I’ve been a chubby kid forever. I mean, I remember my doctor telling me at like eight years old that I was growing like a weed and he didn’t mean height…
He was great. Fun at parties I bet.
I first went on a diet in high school. When I first lost some weight I felt high almost, like it was the best feeling ever. But then it kind of got out of hand. I talked about my struggles with binge eating in this blog post, so I won’t talk too much about it here. I never lost a lot of weight, but I would get wrapped up in this cycle of losing a moderate amount of weight fast, and then falling off the wagon and binge eating until I gained it all back. My weight did and still does fluctuate a lot.
I started hating the image in the mirror and telling myself I would be liked more if I was thin, or I could actually land myself a boyfriend if I just lost 20 pounds.
In grade 12 I bought a beautiful dress for my prom. I mean, it was gorgeous. It was a perfect fit too! I took it to a seamstress to get it hemmed and when I went for my “final fitting” a week before prom, the zipper wouldn’t close…
Oh yes. Can you imagine the immense anxiety I felt on that beautiful day in June.
Cue the hungriest week of my life. I lived on diet coke and chicken for the week before prom and lost over 10 pounds to fit into that dress.
Since then I’ve pretty much always been trying to lose weight or worrying about how much weight I’ve gained.
I gained 40 pounds in the last three years (falling in love and getting comfortable is probably the best reason to gain weight) and have managed to lose half of that. I’ve learned some things that help me to keep a positive mindset while losing weight and I hope that they help you too.
If you have been diagnosed with an eating disorder, consult a professional before attempting to lose weight. These are tips, not medical advice.
– Food is nourishment
It is easy, for me at least, to slip into the cycle of telling myself that food is to be avoided. To just drink a diet coke instead of making a meal that will fuel me. Repeating the words “food is nourishment” to myself can remind me that food is not the enemy.
– Follow a diet that works for me, and is easy to maintain
I have tried just about every diet out there; vegetarian, vegan, CICO, clean eating, atkins, etc. Keto is what I currently follow, and it works for me. Mainly because it curbs cravings, clears the mental fog, and I find that I focus more on how I feel as opposed to how I look.
– Remember that If you eat a lot of food and the scale says you’ve gained weight, it is not fat.
Oh boy do I struggle with this. I weigh myself every day. I don’t necessarily recommend this, and if I was smart I’d probably throw the scale out, but that’s a different story. When I’m feeling low because I’ve gained a couple pounds I tell myself that I ate a lot of GOOD food and it gave me energy and my stomach is full and I am happy. I haven’t suddenly gained 2 pounds of fat in 12 hours.
– Limit cheat days
If you can successfully have a cheat day each week and feel great about it, do it up. But I can’t. If I cheat on my diet I will feel like a failure and more importantly, if I come out of ketosis, I feel like I’m hungover the next morning.
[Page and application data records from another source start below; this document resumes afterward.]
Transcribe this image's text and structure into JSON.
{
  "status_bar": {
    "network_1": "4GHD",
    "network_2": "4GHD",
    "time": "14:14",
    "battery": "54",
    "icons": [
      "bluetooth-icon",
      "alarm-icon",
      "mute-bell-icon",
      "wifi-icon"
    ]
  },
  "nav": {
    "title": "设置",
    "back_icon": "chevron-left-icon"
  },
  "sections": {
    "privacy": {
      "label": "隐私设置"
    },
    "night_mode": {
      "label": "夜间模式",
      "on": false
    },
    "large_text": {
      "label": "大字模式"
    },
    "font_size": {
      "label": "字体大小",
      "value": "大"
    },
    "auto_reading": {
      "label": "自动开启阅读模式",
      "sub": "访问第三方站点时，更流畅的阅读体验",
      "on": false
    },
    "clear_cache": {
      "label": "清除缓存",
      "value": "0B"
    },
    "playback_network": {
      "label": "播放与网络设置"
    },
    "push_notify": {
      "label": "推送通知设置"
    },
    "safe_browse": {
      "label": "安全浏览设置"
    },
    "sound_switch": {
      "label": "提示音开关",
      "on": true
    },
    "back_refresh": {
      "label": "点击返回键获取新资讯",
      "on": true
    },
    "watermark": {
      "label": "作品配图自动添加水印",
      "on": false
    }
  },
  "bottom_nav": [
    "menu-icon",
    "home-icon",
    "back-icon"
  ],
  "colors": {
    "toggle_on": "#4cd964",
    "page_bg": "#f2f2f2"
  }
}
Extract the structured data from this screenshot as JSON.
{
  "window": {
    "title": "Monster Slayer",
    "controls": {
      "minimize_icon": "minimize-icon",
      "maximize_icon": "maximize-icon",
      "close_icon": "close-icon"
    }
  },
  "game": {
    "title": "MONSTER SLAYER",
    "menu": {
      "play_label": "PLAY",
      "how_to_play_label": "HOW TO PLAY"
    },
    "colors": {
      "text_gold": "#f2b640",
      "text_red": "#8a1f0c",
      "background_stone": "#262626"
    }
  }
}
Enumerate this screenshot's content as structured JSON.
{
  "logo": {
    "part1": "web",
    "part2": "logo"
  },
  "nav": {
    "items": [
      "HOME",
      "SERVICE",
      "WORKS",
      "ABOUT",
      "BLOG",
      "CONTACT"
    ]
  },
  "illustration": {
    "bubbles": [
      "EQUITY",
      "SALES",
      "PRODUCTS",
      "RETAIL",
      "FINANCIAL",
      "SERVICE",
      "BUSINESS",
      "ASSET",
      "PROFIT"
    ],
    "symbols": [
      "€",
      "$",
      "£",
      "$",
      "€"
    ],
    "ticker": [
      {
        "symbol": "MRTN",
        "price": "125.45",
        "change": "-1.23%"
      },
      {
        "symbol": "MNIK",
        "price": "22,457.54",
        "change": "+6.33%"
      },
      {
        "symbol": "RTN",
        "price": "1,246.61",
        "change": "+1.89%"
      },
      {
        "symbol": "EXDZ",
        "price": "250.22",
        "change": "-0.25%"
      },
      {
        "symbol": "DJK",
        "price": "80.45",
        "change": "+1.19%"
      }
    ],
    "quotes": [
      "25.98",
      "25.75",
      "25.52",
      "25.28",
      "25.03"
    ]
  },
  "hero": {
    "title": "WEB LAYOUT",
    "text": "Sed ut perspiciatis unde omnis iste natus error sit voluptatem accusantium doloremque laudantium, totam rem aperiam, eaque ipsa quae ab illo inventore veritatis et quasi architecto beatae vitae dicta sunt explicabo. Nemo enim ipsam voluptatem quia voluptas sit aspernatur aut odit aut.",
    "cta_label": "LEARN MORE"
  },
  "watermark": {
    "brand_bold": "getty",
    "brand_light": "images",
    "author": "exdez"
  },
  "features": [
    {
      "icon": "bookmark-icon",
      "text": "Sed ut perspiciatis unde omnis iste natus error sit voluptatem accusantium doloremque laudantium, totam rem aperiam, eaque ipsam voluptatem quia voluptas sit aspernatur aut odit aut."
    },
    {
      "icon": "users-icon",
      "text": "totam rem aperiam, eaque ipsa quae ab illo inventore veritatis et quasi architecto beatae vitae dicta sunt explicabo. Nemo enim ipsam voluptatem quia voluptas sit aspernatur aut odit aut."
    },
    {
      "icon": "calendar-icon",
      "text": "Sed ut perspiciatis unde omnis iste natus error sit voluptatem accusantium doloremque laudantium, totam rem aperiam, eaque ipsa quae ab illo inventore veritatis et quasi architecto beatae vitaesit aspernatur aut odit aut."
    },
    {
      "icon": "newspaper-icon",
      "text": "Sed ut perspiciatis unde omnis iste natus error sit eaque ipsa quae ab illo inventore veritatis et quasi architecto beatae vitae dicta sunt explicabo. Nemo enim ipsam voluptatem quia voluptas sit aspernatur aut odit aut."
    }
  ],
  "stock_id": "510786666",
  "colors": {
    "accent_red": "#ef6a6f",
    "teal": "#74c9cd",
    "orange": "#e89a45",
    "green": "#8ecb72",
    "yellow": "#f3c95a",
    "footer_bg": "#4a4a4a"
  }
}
It’s just not a good time and limiting my cheat days helps a ton.
-Remember to be kind to yourself
there are days when I wake up and think “what’s the point, I’m always going to be fat”. On those days, I try to remember that I am lucky. I am in love, and happy, and healthy even if I don’t always look like it. I am beautiful even if I don’t always feel like it. And I am valid at any stage in my weight loss journey.
There were times when I felt great at a heavier weight, and worse at a lower weight. It’s odd how addictive it is and how many women (and men) think it’s the one thing that could change them from unattractive to attractive. But if there is one thing that I want anyone to take away from this is that you are valid. You are valid at your heaviest, you are valid at your lightest, and you are beautiful.